= WHAT YOU ARE ASKED TO DO =
Each line from the one containing "Give me the" to the end of the entries below must be restated exactly, and no other line should appear.

• • • • •

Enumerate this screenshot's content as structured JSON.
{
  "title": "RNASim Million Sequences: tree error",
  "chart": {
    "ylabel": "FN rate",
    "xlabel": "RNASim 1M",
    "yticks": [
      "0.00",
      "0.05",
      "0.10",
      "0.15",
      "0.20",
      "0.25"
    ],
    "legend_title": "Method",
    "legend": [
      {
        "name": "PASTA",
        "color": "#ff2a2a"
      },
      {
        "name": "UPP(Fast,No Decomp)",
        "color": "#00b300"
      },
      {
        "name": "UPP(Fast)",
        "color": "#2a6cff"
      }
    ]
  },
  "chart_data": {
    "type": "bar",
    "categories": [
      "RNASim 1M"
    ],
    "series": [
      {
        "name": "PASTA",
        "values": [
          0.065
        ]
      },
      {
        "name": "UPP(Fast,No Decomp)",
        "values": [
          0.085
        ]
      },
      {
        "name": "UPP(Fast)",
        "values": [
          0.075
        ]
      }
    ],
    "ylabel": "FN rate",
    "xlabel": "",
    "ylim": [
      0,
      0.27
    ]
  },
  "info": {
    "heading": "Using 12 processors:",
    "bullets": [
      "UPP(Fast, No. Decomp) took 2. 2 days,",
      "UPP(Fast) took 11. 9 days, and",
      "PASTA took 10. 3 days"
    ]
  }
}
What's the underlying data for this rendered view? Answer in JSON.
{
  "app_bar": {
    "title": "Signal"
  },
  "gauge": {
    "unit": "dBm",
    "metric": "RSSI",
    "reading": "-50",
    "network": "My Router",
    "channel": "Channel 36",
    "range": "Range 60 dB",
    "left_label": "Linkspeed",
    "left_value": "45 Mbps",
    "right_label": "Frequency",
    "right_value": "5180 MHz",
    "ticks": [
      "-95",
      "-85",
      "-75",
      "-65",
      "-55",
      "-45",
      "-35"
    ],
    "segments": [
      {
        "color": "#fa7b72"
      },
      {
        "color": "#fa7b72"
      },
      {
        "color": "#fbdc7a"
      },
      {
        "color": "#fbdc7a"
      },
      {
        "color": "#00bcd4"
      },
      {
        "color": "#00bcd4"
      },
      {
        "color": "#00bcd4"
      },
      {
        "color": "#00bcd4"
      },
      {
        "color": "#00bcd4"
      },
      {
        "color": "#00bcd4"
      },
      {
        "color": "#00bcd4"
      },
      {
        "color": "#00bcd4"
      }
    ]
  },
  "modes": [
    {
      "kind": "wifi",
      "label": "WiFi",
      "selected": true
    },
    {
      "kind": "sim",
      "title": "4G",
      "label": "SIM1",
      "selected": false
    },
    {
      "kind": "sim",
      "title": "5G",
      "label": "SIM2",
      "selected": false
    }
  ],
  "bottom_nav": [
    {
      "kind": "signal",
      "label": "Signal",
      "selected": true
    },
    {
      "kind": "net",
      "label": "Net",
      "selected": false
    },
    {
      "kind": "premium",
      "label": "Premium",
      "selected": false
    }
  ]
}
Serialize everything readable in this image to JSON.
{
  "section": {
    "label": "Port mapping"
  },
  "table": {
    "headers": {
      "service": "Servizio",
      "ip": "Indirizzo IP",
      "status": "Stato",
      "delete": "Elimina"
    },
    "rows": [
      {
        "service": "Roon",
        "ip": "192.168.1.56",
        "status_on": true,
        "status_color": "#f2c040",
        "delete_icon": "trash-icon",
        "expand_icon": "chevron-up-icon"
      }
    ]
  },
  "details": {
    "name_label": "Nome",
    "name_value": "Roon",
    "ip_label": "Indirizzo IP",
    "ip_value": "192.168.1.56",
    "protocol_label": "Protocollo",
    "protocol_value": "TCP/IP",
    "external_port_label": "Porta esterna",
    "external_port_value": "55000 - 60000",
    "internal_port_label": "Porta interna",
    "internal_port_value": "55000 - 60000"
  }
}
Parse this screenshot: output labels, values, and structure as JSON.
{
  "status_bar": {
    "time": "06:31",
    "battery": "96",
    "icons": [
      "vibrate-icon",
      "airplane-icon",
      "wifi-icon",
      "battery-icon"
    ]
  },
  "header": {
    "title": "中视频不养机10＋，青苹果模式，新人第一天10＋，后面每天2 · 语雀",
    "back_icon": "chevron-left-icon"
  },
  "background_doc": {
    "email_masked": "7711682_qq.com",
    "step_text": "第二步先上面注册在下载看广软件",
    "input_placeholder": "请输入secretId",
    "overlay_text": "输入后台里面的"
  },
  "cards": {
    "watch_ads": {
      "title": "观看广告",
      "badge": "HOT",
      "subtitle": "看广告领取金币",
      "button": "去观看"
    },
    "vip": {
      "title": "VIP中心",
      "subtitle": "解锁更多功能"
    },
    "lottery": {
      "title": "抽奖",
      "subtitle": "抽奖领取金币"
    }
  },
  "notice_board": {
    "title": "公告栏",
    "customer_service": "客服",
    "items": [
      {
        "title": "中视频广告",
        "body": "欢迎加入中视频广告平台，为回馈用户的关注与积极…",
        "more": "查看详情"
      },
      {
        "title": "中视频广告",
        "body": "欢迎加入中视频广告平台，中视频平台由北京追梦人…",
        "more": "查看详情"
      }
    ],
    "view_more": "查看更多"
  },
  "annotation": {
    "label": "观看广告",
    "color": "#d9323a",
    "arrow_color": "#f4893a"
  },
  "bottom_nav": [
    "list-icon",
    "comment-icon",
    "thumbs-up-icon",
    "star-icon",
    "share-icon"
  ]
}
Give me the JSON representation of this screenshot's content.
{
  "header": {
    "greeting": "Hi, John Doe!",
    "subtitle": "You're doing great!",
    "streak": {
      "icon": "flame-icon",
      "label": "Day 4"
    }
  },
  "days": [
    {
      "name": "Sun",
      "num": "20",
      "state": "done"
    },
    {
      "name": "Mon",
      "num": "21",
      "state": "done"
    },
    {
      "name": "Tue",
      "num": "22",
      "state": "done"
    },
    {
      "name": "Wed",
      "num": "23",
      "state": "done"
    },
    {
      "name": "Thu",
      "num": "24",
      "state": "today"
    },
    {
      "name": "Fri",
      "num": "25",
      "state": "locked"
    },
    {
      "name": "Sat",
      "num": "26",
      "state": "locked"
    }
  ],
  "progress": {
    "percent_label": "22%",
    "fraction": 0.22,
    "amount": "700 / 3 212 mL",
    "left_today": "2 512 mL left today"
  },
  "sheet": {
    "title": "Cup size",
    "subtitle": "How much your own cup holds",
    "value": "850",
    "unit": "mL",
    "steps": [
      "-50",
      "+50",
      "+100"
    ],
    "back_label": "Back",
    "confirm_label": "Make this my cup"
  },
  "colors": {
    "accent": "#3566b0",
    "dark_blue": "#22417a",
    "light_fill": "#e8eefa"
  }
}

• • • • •

= RESPONSE BELOW =
Give me the JSON representation of this screenshot's content.
{
  "header": {
    "greeting": "Hi, John Doe!",
    "subtitle": "You're doing great!",
    "streak": {
      "icon": "flame-icon",
      "label": "Day 4"
    }
  },
  "days": [
    {
      "name": "Sun",
      "num": "20",
      "state": "done"
    },
    {
      "name": "Mon",
      "num": "21",
      "state": "done"
    },
    {
      "name": "Tue",
      "num": "22",
      "state": "done"
    },
    {
      "name": "Wed",
      "num": "23",
      "state": "done"
    },
    {
      "name": "Thu",
      "num": "24",
      "state": "today"
    },
    {
      "name": "Fri",
      "num": "25",
      "state": "locked"
    },
    {
      "name": "Sat",
      "num": "26",
      "state": "locked"
    }
  ],
  "progress": {
    "percent_label": "22%",
    "fraction": 0.22,
    "amount": "700 / 3 212 mL",
    "left_today": "2 512 mL left today"
  },
  "sheet": {
    "title": "Cup size",
    "subtitle": "How much your own cup holds",
    "value": "850",
    "unit": "mL",
    "steps": [
      "-50",
      "+50",
      "+100"
    ],
    "back_label": "Back",
    "confirm_label": "Make this my cup"
  },
  "colors": {
    "accent": "#3566b0",
    "dark_blue": "#22417a",
    "light_fill": "#e8eefa"
  }
}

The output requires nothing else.